Our websites have come a long way since they were glorified internet brochures. We now feature just about every aspect, service and function of our organisations online, from visit planning to academic research to retailing.
And web users have come a long way too. They are far more sophisticated, and have ever-growing expectations of the content and usability of our websites.
Too many arts and culture sites are still institution-centric rather than user-centric: they adopt their internal departmental structure and nomenclature as an unintuitive site navigation structure and then require the user to understand that public events might be hidden behind the ‘Learning’ or ‘Education’ tabs; that an ‘Exhibition’ is not the same thing as a room full of exhibits from the ‘Collection’; that searching for an object might produce thousands of rather dull accession records; or that just because there’s a review of the latest play on the site doesn’t mean there’s anywhere for you to leave your own.
As part of our website evaluation and development work, we help our clients to define the many different User Modes that visitors to the site may be in on any given visit. This provides a clear segmentation framework to plan both the content and the navigation for the site.
Each User Mode is then developed into a detailed ‘user journey’ from the visitor’s first entry point to the site (increasingly not the home page) through each of their likely choices of menu options and content to ensure that these are not only logical and efficient but also rich and rewarding with relevant contextual links and content that they were not looking for.

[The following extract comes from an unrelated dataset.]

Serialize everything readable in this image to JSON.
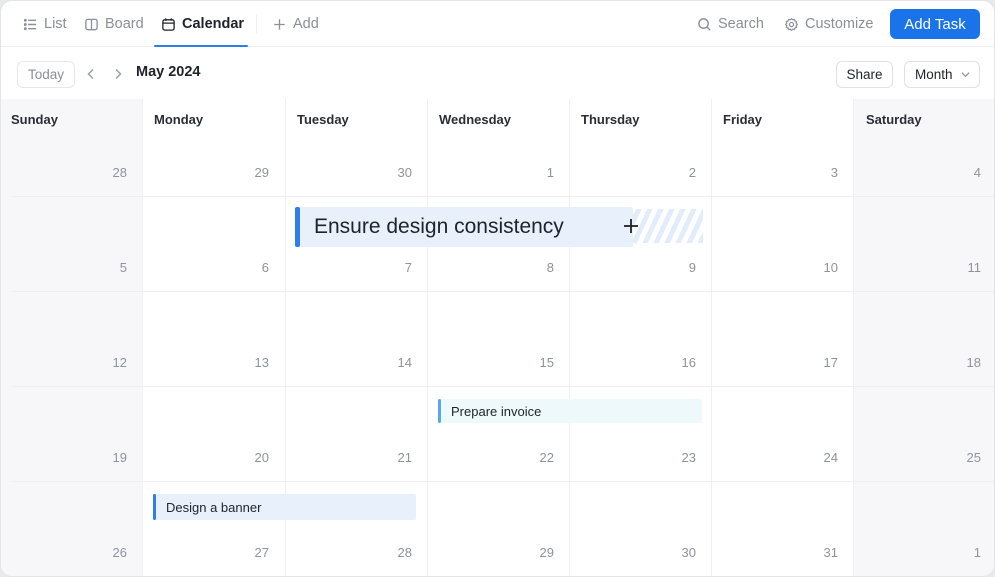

We believe that defining User Modes is essential to the development of our increasingly complex websites.